ABOUT THIS EXERCISE: Could you repeat the records below exactly, leaving out any pictures?
--
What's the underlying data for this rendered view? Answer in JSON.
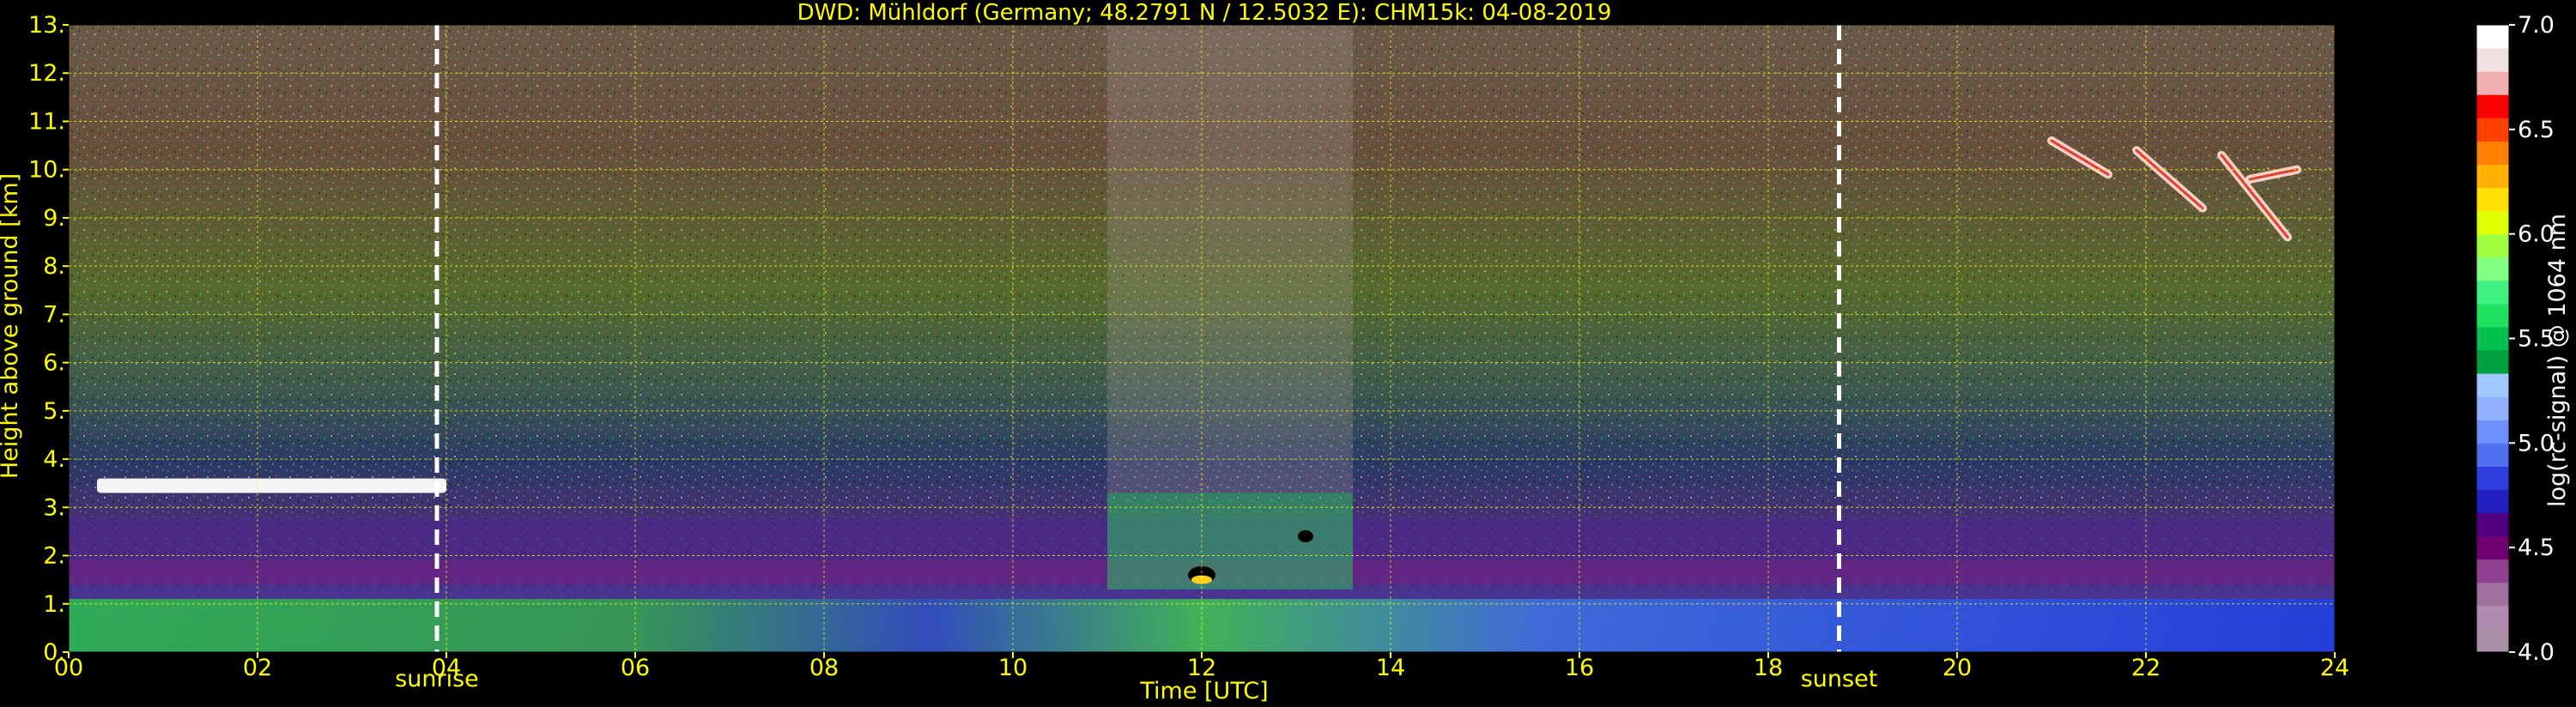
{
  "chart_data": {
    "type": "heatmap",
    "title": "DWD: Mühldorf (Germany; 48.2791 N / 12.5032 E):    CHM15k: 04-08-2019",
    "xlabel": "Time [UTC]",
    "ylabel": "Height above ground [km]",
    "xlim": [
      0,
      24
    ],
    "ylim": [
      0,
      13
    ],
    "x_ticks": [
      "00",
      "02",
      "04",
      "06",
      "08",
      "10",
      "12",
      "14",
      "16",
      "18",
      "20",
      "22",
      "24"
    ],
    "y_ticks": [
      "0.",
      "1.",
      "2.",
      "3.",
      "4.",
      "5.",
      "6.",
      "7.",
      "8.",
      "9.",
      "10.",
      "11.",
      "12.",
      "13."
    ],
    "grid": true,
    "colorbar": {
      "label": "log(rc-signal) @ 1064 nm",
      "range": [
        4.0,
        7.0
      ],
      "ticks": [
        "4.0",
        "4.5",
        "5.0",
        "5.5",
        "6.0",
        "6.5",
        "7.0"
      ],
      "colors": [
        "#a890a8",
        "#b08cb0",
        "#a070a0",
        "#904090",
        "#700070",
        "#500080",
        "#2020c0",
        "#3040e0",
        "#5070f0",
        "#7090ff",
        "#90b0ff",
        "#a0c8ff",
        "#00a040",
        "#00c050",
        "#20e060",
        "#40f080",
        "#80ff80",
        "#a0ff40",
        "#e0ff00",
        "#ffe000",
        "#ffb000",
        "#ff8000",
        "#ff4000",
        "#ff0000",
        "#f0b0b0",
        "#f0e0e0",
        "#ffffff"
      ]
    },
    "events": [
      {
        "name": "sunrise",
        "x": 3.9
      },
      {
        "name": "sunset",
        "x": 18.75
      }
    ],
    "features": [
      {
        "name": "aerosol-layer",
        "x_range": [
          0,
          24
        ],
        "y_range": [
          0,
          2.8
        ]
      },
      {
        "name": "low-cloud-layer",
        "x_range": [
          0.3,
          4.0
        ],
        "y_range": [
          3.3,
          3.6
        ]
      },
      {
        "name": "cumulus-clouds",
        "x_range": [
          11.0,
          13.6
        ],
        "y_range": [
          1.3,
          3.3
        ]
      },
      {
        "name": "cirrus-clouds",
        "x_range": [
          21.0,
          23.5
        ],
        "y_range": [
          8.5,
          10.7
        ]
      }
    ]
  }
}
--
SOLUTION BELOW:
What's the underlying data for this rendered view? Answer in JSON.
{
  "chart_data": {
    "type": "heatmap",
    "title": "DWD: Mühldorf (Germany; 48.2791 N / 12.5032 E):    CHM15k: 04-08-2019",
    "xlabel": "Time [UTC]",
    "ylabel": "Height above ground [km]",
    "xlim": [
      0,
      24
    ],
    "ylim": [
      0,
      13
    ],
    "x_ticks": [
      "00",
      "02",
      "04",
      "06",
      "08",
      "10",
      "12",
      "14",
      "16",
      "18",
      "20",
      "22",
      "24"
    ],
    "y_ticks": [
      "0.",
      "1.",
      "2.",
      "3.",
      "4.",
      "5.",
      "6.",
      "7.",
      "8.",
      "9.",
      "10.",
      "11.",
      "12.",
      "13."
    ],
    "grid": true,
    "colorbar": {
      "label": "log(rc-signal) @ 1064 nm",
      "range": [
        4.0,
        7.0
      ],
      "ticks": [
        "4.0",
        "4.5",
        "5.0",
        "5.5",
        "6.0",
        "6.5",
        "7.0"
      ],
      "colors": [
        "#a890a8",
        "#b08cb0",
        "#a070a0",
        "#904090",
        "#700070",
        "#500080",
        "#2020c0",
        "#3040e0",
        "#5070f0",
        "#7090ff",
        "#90b0ff",
        "#a0c8ff",
        "#00a040",
        "#00c050",
        "#20e060",
        "#40f080",
        "#80ff80",
        "#a0ff40",
        "#e0ff00",
        "#ffe000",
        "#ffb000",
        "#ff8000",
        "#ff4000",
        "#ff0000",
        "#f0b0b0",
        "#f0e0e0",
        "#ffffff"
      ]
    },
    "events": [
      {
        "name": "sunrise",
        "x": 3.9
      },
      {
        "name": "sunset",
        "x": 18.75
      }
    ],
    "features": [
      {
        "name": "aerosol-layer",
        "x_range": [
          0,
          24
        ],
        "y_range": [
          0,
          2.8
        ]
      },
      {
        "name": "low-cloud-layer",
        "x_range": [
          0.3,
          4.0
        ],
        "y_range": [
          3.3,
          3.6
        ]
      },
      {
        "name": "cumulus-clouds",
        "x_range": [
          11.0,
          13.6
        ],
        "y_range": [
          1.3,
          3.3
        ]
      },
      {
        "name": "cirrus-clouds",
        "x_range": [
          21.0,
          23.5
        ],
        "y_range": [
          8.5,
          10.7
        ]
      }
    ]
  }
}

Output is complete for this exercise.